■ Exercise requirements ■
Reproduce the entries in full. Exclude all images from the copy.

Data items
++++++++++

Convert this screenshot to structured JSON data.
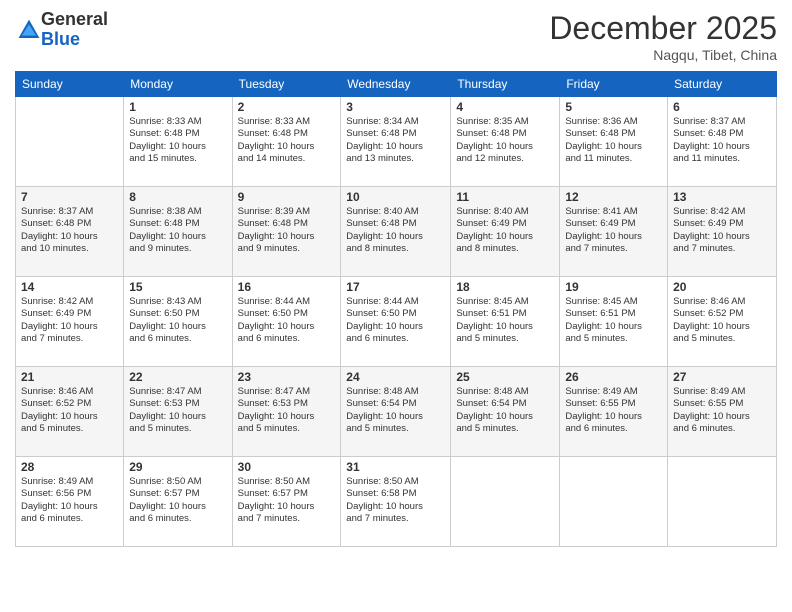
{
  "logo": {
    "general": "General",
    "blue": "Blue"
  },
  "title": "December 2025",
  "location": "Nagqu, Tibet, China",
  "days_of_week": [
    "Sunday",
    "Monday",
    "Tuesday",
    "Wednesday",
    "Thursday",
    "Friday",
    "Saturday"
  ],
  "weeks": [
    [
      {
        "day": "",
        "info": ""
      },
      {
        "day": "1",
        "info": "Sunrise: 8:33 AM\nSunset: 6:48 PM\nDaylight: 10 hours\nand 15 minutes."
      },
      {
        "day": "2",
        "info": "Sunrise: 8:33 AM\nSunset: 6:48 PM\nDaylight: 10 hours\nand 14 minutes."
      },
      {
        "day": "3",
        "info": "Sunrise: 8:34 AM\nSunset: 6:48 PM\nDaylight: 10 hours\nand 13 minutes."
      },
      {
        "day": "4",
        "info": "Sunrise: 8:35 AM\nSunset: 6:48 PM\nDaylight: 10 hours\nand 12 minutes."
      },
      {
        "day": "5",
        "info": "Sunrise: 8:36 AM\nSunset: 6:48 PM\nDaylight: 10 hours\nand 11 minutes."
      },
      {
        "day": "6",
        "info": "Sunrise: 8:37 AM\nSunset: 6:48 PM\nDaylight: 10 hours\nand 11 minutes."
      }
    ],
    [
      {
        "day": "7",
        "info": "Sunrise: 8:37 AM\nSunset: 6:48 PM\nDaylight: 10 hours\nand 10 minutes."
      },
      {
        "day": "8",
        "info": "Sunrise: 8:38 AM\nSunset: 6:48 PM\nDaylight: 10 hours\nand 9 minutes."
      },
      {
        "day": "9",
        "info": "Sunrise: 8:39 AM\nSunset: 6:48 PM\nDaylight: 10 hours\nand 9 minutes."
      },
      {
        "day": "10",
        "info": "Sunrise: 8:40 AM\nSunset: 6:48 PM\nDaylight: 10 hours\nand 8 minutes."
      },
      {
        "day": "11",
        "info": "Sunrise: 8:40 AM\nSunset: 6:49 PM\nDaylight: 10 hours\nand 8 minutes."
      },
      {
        "day": "12",
        "info": "Sunrise: 8:41 AM\nSunset: 6:49 PM\nDaylight: 10 hours\nand 7 minutes."
      },
      {
        "day": "13",
        "info": "Sunrise: 8:42 AM\nSunset: 6:49 PM\nDaylight: 10 hours\nand 7 minutes."
      }
    ],
    [
      {
        "day": "14",
        "info": "Sunrise: 8:42 AM\nSunset: 6:49 PM\nDaylight: 10 hours\nand 7 minutes."
      },
      {
        "day": "15",
        "info": "Sunrise: 8:43 AM\nSunset: 6:50 PM\nDaylight: 10 hours\nand 6 minutes."
      },
      {
        "day": "16",
        "info": "Sunrise: 8:44 AM\nSunset: 6:50 PM\nDaylight: 10 hours\nand 6 minutes."
      },
      {
        "day": "17",
        "info": "Sunrise: 8:44 AM\nSunset: 6:50 PM\nDaylight: 10 hours\nand 6 minutes."
      },
      {
        "day": "18",
        "info": "Sunrise: 8:45 AM\nSunset: 6:51 PM\nDaylight: 10 hours\nand 5 minutes."
      },
      {
        "day": "19",
        "info": "Sunrise: 8:45 AM\nSunset: 6:51 PM\nDaylight: 10 hours\nand 5 minutes."
      },
      {
        "day": "20",
        "info": "Sunrise: 8:46 AM\nSunset: 6:52 PM\nDaylight: 10 hours\nand 5 minutes."
      }
    ],
    [
      {
        "day": "21",
        "info": "Sunrise: 8:46 AM\nSunset: 6:52 PM\nDaylight: 10 hours\nand 5 minutes."
      },
      {
        "day": "22",
        "info": "Sunrise: 8:47 AM\nSunset: 6:53 PM\nDaylight: 10 hours\nand 5 minutes."
      },
      {
        "day": "23",
        "info": "Sunrise: 8:47 AM\nSunset: 6:53 PM\nDaylight: 10 hours\nand 5 minutes."
      },
      {
        "day": "24",
        "info": "Sunrise: 8:48 AM\nSunset: 6:54 PM\nDaylight: 10 hours\nand 5 minutes."
      },
      {
        "day": "25",
        "info": "Sunrise: 8:48 AM\nSunset: 6:54 PM\nDaylight: 10 hours\nand 5 minutes."
      },
      {
        "day": "26",
        "info": "Sunrise: 8:49 AM\nSunset: 6:55 PM\nDaylight: 10 hours\nand 6 minutes."
      },
      {
        "day": "27",
        "info": "Sunrise: 8:49 AM\nSunset: 6:55 PM\nDaylight: 10 hours\nand 6 minutes."
      }
    ],
    [
      {
        "day": "28",
        "info": "Sunrise: 8:49 AM\nSunset: 6:56 PM\nDaylight: 10 hours\nand 6 minutes."
      },
      {
        "day": "29",
        "info": "Sunrise: 8:50 AM\nSunset: 6:57 PM\nDaylight: 10 hours\nand 6 minutes."
      },
      {
        "day": "30",
        "info": "Sunrise: 8:50 AM\nSunset: 6:57 PM\nDaylight: 10 hours\nand 7 minutes."
      },
      {
        "day": "31",
        "info": "Sunrise: 8:50 AM\nSunset: 6:58 PM\nDaylight: 10 hours\nand 7 minutes."
      },
      {
        "day": "",
        "info": ""
      },
      {
        "day": "",
        "info": ""
      },
      {
        "day": "",
        "info": ""
      }
    ]
  ]
}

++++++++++

■ Response area ■
Convert this screenshot to structured JSON data.
{
  "logo": {
    "general": "General",
    "blue": "Blue"
  },
  "title": "December 2025",
  "location": "Nagqu, Tibet, China",
  "days_of_week": [
    "Sunday",
    "Monday",
    "Tuesday",
    "Wednesday",
    "Thursday",
    "Friday",
    "Saturday"
  ],
  "weeks": [
    [
      {
        "day": "",
        "info": ""
      },
      {
        "day": "1",
        "info": "Sunrise: 8:33 AM\nSunset: 6:48 PM\nDaylight: 10 hours\nand 15 minutes."
      },
      {
        "day": "2",
        "info": "Sunrise: 8:33 AM\nSunset: 6:48 PM\nDaylight: 10 hours\nand 14 minutes."
      },
      {
        "day": "3",
        "info": "Sunrise: 8:34 AM\nSunset: 6:48 PM\nDaylight: 10 hours\nand 13 minutes."
      },
      {
        "day": "4",
        "info": "Sunrise: 8:35 AM\nSunset: 6:48 PM\nDaylight: 10 hours\nand 12 minutes."
      },
      {
        "day": "5",
        "info": "Sunrise: 8:36 AM\nSunset: 6:48 PM\nDaylight: 10 hours\nand 11 minutes."
      },
      {
        "day": "6",
        "info": "Sunrise: 8:37 AM\nSunset: 6:48 PM\nDaylight: 10 hours\nand 11 minutes."
      }
    ],
    [
      {
        "day": "7",
        "info": "Sunrise: 8:37 AM\nSunset: 6:48 PM\nDaylight: 10 hours\nand 10 minutes."
      },
      {
        "day": "8",
        "info": "Sunrise: 8:38 AM\nSunset: 6:48 PM\nDaylight: 10 hours\nand 9 minutes."
      },
      {
        "day": "9",
        "info": "Sunrise: 8:39 AM\nSunset: 6:48 PM\nDaylight: 10 hours\nand 9 minutes."
      },
      {
        "day": "10",
        "info": "Sunrise: 8:40 AM\nSunset: 6:48 PM\nDaylight: 10 hours\nand 8 minutes."
      },
      {
        "day": "11",
        "info": "Sunrise: 8:40 AM\nSunset: 6:49 PM\nDaylight: 10 hours\nand 8 minutes."
      },
      {
        "day": "12",
        "info": "Sunrise: 8:41 AM\nSunset: 6:49 PM\nDaylight: 10 hours\nand 7 minutes."
      },
      {
        "day": "13",
        "info": "Sunrise: 8:42 AM\nSunset: 6:49 PM\nDaylight: 10 hours\nand 7 minutes."
      }
    ],
    [
      {
        "day": "14",
        "info": "Sunrise: 8:42 AM\nSunset: 6:49 PM\nDaylight: 10 hours\nand 7 minutes."
      },
      {
        "day": "15",
        "info": "Sunrise: 8:43 AM\nSunset: 6:50 PM\nDaylight: 10 hours\nand 6 minutes."
      },
      {
        "day": "16",
        "info": "Sunrise: 8:44 AM\nSunset: 6:50 PM\nDaylight: 10 hours\nand 6 minutes."
      },
      {
        "day": "17",
        "info": "Sunrise: 8:44 AM\nSunset: 6:50 PM\nDaylight: 10 hours\nand 6 minutes."
      },
      {
        "day": "18",
        "info": "Sunrise: 8:45 AM\nSunset: 6:51 PM\nDaylight: 10 hours\nand 5 minutes."
      },
      {
        "day": "19",
        "info": "Sunrise: 8:45 AM\nSunset: 6:51 PM\nDaylight: 10 hours\nand 5 minutes."
      },
      {
        "day": "20",
        "info": "Sunrise: 8:46 AM\nSunset: 6:52 PM\nDaylight: 10 hours\nand 5 minutes."
      }
    ],
    [
      {
        "day": "21",
        "info": "Sunrise: 8:46 AM\nSunset: 6:52 PM\nDaylight: 10 hours\nand 5 minutes."
      },
      {
        "day": "22",
        "info": "Sunrise: 8:47 AM\nSunset: 6:53 PM\nDaylight: 10 hours\nand 5 minutes."
      },
      {
        "day": "23",
        "info": "Sunrise: 8:47 AM\nSunset: 6:53 PM\nDaylight: 10 hours\nand 5 minutes."
      },
      {
        "day": "24",
        "info": "Sunrise: 8:48 AM\nSunset: 6:54 PM\nDaylight: 10 hours\nand 5 minutes."
      },
      {
        "day": "25",
        "info": "Sunrise: 8:48 AM\nSunset: 6:54 PM\nDaylight: 10 hours\nand 5 minutes."
      },
      {
        "day": "26",
        "info": "Sunrise: 8:49 AM\nSunset: 6:55 PM\nDaylight: 10 hours\nand 6 minutes."
      },
      {
        "day": "27",
        "info": "Sunrise: 8:49 AM\nSunset: 6:55 PM\nDaylight: 10 hours\nand 6 minutes."
      }
    ],
    [
      {
        "day": "28",
        "info": "Sunrise: 8:49 AM\nSunset: 6:56 PM\nDaylight: 10 hours\nand 6 minutes."
      },
      {
        "day": "29",
        "info": "Sunrise: 8:50 AM\nSunset: 6:57 PM\nDaylight: 10 hours\nand 6 minutes."
      },
      {
        "day": "30",
        "info": "Sunrise: 8:50 AM\nSunset: 6:57 PM\nDaylight: 10 hours\nand 7 minutes."
      },
      {
        "day": "31",
        "info": "Sunrise: 8:50 AM\nSunset: 6:58 PM\nDaylight: 10 hours\nand 7 minutes."
      },
      {
        "day": "",
        "info": ""
      },
      {
        "day": "",
        "info": ""
      },
      {
        "day": "",
        "info": ""
      }
    ]
  ]
}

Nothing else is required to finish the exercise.